Executive Briefings

Eastern Europe Attractive as Sourcing Alternative to China, India

When supply management professionals hear the term low-cost-country sourcing, many immediately think of China or India. However, there is another region that holds equal promise in the marketplace for U.S. multinationals--Eastern Europe. Comprised of more than 20 countries and 400 million people, economies in the region are growing at a rapid pace. The growth potential and market development outlook is even more positive for the 10 Eastern European countries that have joined the European Union. Their accession to the EU means a united front with EU members in Western Europe on such things as environmental regulations, intellectual property protection and legislative decisions.
The United Nations classifies Eastern Europe as a subregion of Europe that includes the countries of Belarus, Bulgaria, Czech Republic, Hungary, Poland, Republic of Moldova, Romania, Russian Federation, Slovakia and Ukraine. However, the Balkans and the Baltic states are also considered part of the region. What supply management executives will quickly realize once they examine each individual country is that great inconsistencies exist among countries in terms of economic development.
Jim Rank, advanced purchasing manager for Keykert USA in Wixom, Michigan, says he's been working with Eastern European suppliers for the past six years. He views the business climate as a buyer's market, with a significant amount of open capacity within the plastics and metals categories that Keykert purchases. "The region's greatest strength is the amount of manufacturing capacity available and an educational system that has a focus on engineering and manufacturing," says Rank. "I also believe the cultural differences are not as severe as some of the other low-cost regions."
Source: Inside Supply Management, http://www.ism.ws

When supply management professionals hear the term low-cost-country sourcing, many immediately think of China or India. However, there is another region that holds equal promise in the marketplace for U.S. multinationals--Eastern Europe. Comprised of more than 20 countries and 400 million people, economies in the region are growing at a rapid pace. The growth potential and market development outlook is even more positive for the 10 Eastern European countries that have joined the European Union. Their accession to the EU means a united front with EU members in Western Europe on such things as environmental regulations, intellectual property protection and legislative decisions.
The United Nations classifies Eastern Europe as a subregion of Europe that includes the countries of Belarus, Bulgaria, Czech Republic, Hungary, Poland, Republic of Moldova, Romania, Russian Federation, Slovakia and Ukraine. However, the Balkans and the Baltic states are also considered part of the region.

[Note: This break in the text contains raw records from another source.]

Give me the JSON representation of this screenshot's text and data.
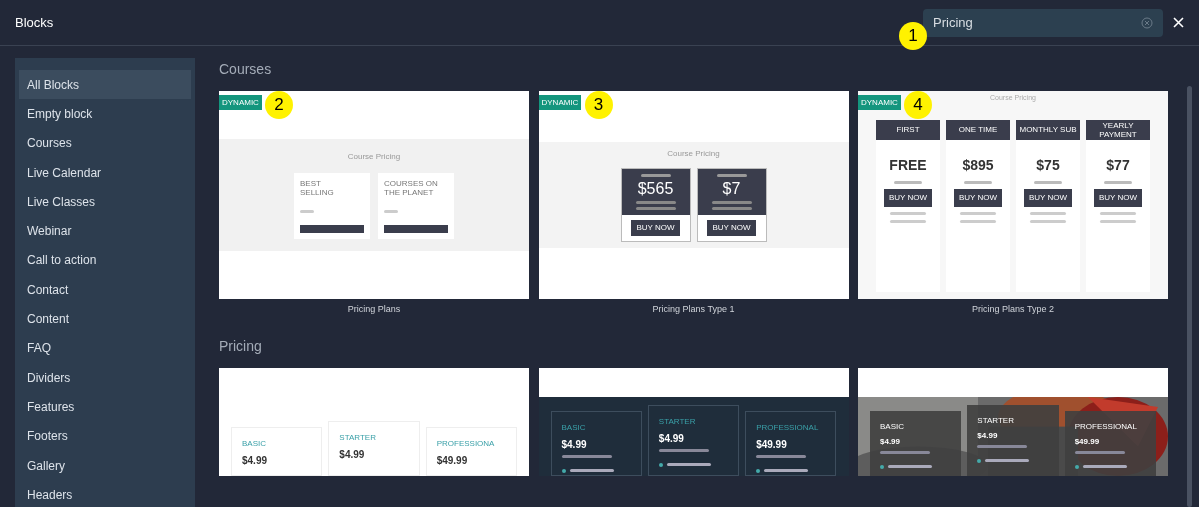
{
  "window": {
    "title": "Blocks"
  },
  "search": {
    "value": "Pricing",
    "marker": "1"
  },
  "sidebar": {
    "items": [
      {
        "label": "All Blocks",
        "selected": true
      },
      {
        "label": "Empty block",
        "selected": false
      },
      {
        "label": "Courses",
        "selected": false
      },
      {
        "label": "Live Calendar",
        "selected": false
      },
      {
        "label": "Live Classes",
        "selected": false
      },
      {
        "label": "Webinar",
        "selected": false
      },
      {
        "label": "Call to action",
        "selected": false
      },
      {
        "label": "Contact",
        "selected": false
      },
      {
        "label": "Content",
        "selected": false
      },
      {
        "label": "FAQ",
        "selected": false
      },
      {
        "label": "Dividers",
        "selected": false
      },
      {
        "label": "Features",
        "selected": false
      },
      {
        "label": "Footers",
        "selected": false
      },
      {
        "label": "Gallery",
        "selected": false
      },
      {
        "label": "Headers",
        "selected": false
      }
    ]
  },
  "sections": [
    {
      "title": "Courses",
      "blocks": [
        {
          "kind": "cards-light",
          "badge": "DYNAMIC",
          "marker": "2",
          "caption": "Pricing Plans",
          "heading": "Course Pricing",
          "cards": [
            {
              "title": "BEST SELLING"
            },
            {
              "title": "COURSES ON THE PLANET"
            }
          ]
        },
        {
          "kind": "cards-dark",
          "badge": "DYNAMIC",
          "marker": "3",
          "caption": "Pricing Plans Type 1",
          "heading": "Course Pricing",
          "cards": [
            {
              "price": "$565",
              "button": "BUY NOW"
            },
            {
              "price": "$7",
              "button": "BUY NOW"
            }
          ]
        },
        {
          "kind": "columns",
          "badge": "DYNAMIC",
          "marker": "4",
          "caption": "Pricing Plans Type 2",
          "heading": "Course Pricing",
          "columns": [
            {
              "header": "FIRST",
              "price": "FREE",
              "button": "BUY NOW"
            },
            {
              "header": "ONE TIME",
              "price": "$895",
              "button": "BUY NOW"
            },
            {
              "header": "MONTHLY SUB",
              "price": "$75",
              "button": "BUY NOW"
            },
            {
              "header": "YEARLY PAYMENT",
              "price": "$77",
              "button": "BUY NOW"
            }
          ]
        }
      ]
    },
    {
      "title": "Pricing",
      "blocks": [
        {
          "kind": "tiers-light",
          "tiers": [
            {
              "name": "BASIC",
              "price": "$4.99"
            },
            {
              "name": "STARTER",
              "price": "$4.99"
            },
            {
              "name": "PROFESSIONA",
              "price": "$49.99"
            }
          ]
        },
        {
          "kind": "tiers-dark",
          "tiers": [
            {
              "name": "BASIC",
              "price": "$4.99"
            },
            {
              "name": "STARTER",
              "price": "$4.99"
            },
            {
              "name": "PROFESSIONAL",
              "price": "$49.99"
            }
          ]
        },
        {
          "kind": "tiers-photo",
          "tiers": [
            {
              "name": "BASIC",
              "price": "$4.99"
            },
            {
              "name": "STARTER",
              "price": "$4.99"
            },
            {
              "name": "PROFESSIONAL",
              "price": "$49.99"
            }
          ]
        }
      ]
    }
  ]
}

What supply management executives will quickly realize once they examine each individual country is that great inconsistencies exist among countries in terms of economic development.
Jim Rank, advanced purchasing manager for Keykert USA in Wixom, Michigan, says he's been working with Eastern European suppliers for the past six years. He views the business climate as a buyer's market, with a significant amount of open capacity within the plastics and metals categories that Keykert purchases. "The region's greatest strength is the amount of manufacturing capacity available and an educational system that has a focus on engineering and manufacturing," says Rank. "I also believe the cultural differences are not as severe as some of the other low-cost regions."
Source: Inside Supply Management, http://www.ism.ws